The town hall of Mojácar stands on a picturesque square with a beautiful and huge Ficus benjamini, which an emigrant brought from America 100 years ago.
This is the old Arab cemetery, of which, however, nothing can be seen today. It is a beautiful plaza decorated with many flowers and plays a major role in local festivals.
Next to the Plaza del Parterre is the Church of Santa Maria. In Moorish times it was a mosque, after the Reconquista a fortress, which unfortunately later almost completely fell victim to a fire. After its reconstruction as a Catholic church, its altarpiece was painted by a German artist.
In the square in front of the church is the statue of the “Mojaquera”, a marble effigy of the women of Mojácar, depicted in typical garments that highlight their traditional role as water carriers.
From up here you can enjoy a wonderful view directly onto the sea. The old well of Muslim origin has been restored and now houses a museum.

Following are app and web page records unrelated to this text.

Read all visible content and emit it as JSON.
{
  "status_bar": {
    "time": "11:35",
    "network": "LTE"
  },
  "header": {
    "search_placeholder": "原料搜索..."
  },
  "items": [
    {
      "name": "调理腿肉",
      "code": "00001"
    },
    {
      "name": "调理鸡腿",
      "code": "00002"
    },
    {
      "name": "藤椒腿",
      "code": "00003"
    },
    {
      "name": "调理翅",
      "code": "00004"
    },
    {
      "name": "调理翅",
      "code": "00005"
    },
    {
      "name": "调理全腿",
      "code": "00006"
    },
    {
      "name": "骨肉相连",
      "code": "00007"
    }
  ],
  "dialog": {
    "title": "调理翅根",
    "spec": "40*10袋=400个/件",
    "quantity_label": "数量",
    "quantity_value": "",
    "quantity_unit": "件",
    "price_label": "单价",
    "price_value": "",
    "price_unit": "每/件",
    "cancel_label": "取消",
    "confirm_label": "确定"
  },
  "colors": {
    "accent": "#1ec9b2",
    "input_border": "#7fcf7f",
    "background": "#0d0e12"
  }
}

The lively main square of Mojácar is invariably full of tourists having a drink in one of the cosy bars or enjoying the breathtaking view from the Mirador. This fantastic vantage point offers a view of the so-called Valley of the Pyramids and over the Sierra Cabrera, the village of Bédar and the Sierra Alhamilla beyond.
The Ermita de Nuestra Señora de los Dolores, was built in the 16th century on the foundations of a Moorish mosque. The hermitage is now privately owned and houses a souvenir shop.
This museum offers a trip back in time to see how the people of Mojacar lived in the early 20th century.
The Casa de la Canana museum opened in September 2018 and the approximately 200 square metres of the museum reflect the traditional atmosphere of a Mojaquera house. There are also traditional tools and Mojaquera costumes used at the beginning of the last century.
The beaches of Mojácar are almost exclusively sandy, sometimes very fine and sometimes a little coarser. Here and there there are also a few pretty rock formations where you can watch the cormorants resting before they go hunting again.
There are many chiringuitos – that’s what beach bars are called in Spain. If you want to know more about them and everything that has to do with food and drink in our region, you can download our EBook here.
The most beautiful stretch of beach in Mojácar Playa is undoubtedly Playa de las Ventanicas to Playa del Venta del Bancal.
The sand is super fine, the chiringuitos offer comfortable beach loungers, sun umbrellas and, for the lazy among us, free delivery of drinks to the lounger. At lunchtime, you can have a tasty snack there and then go back to your sun lounger, or siesta.
The sea is beautifully clear here, so there’s really nothing to stop a carefree day at the beach.
If you are looking for beaches away from the hustle and bustle, you will also find three beautiful natural beaches outside Mojácar, except that here again you have to look after yourself.
The first two are right next to each other and can be reached via a “mogul slope” from Torre de Macenas.
The Torre de Macenas on the beach of the same name is an old 18th century watchtower that is still well preserved.
On the way south, you also pass the Torre de Pirulíco, another watchtower, to end up at the deserted beach Playa de Bordenares. Here you will always find peace and quiet out of season and even in high season this beach is rarely crowded.
Only a few hundred metres further, you reach Playa de Sombrerico. Due to the many rocks, this beach is better suited for snorkelling. There is also a nice chiringuito here from June to September. Manacá offers super tasty food, a good ice-cold beer and always clean toilets.
A little further south, on the road from Mojácar Playa to Carboneras, you will eventually reach a small hamlet called Sopalmo. Here there is a small, very popular tapas bar and the way down to the Rambla of Sopalmo. From here, after 10 min. mogul track to the
Actually, there are three beaches. The finest sandy beach, crystal clear water, always interrupted by rock formations. If you climb over the rocks all the way to the end, you come to a last little bay where hardly anyone ever gets lost 🙂